Description of the task:
Among the entries below, find the lines holding "more" and copy them.

***** Task material

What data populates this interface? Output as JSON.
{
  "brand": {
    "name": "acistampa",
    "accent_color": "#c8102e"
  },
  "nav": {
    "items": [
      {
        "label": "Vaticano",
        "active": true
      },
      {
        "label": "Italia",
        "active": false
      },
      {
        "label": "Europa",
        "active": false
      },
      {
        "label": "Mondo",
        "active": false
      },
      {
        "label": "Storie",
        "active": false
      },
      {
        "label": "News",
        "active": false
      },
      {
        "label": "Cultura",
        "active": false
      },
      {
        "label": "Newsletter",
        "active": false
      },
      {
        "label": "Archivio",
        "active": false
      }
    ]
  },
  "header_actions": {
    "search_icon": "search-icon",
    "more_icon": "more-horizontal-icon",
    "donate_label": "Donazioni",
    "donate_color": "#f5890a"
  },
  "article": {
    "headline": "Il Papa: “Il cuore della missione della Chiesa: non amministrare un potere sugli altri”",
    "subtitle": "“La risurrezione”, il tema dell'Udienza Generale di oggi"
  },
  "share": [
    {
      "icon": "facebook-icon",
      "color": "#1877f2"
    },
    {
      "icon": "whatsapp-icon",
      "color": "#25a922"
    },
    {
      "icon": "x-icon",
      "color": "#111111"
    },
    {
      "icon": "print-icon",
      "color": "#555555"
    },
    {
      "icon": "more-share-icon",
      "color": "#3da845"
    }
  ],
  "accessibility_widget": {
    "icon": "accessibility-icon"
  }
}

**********

Exercise result:
    "more_icon": "more-horizontal-icon",
      "icon": "more-share-icon",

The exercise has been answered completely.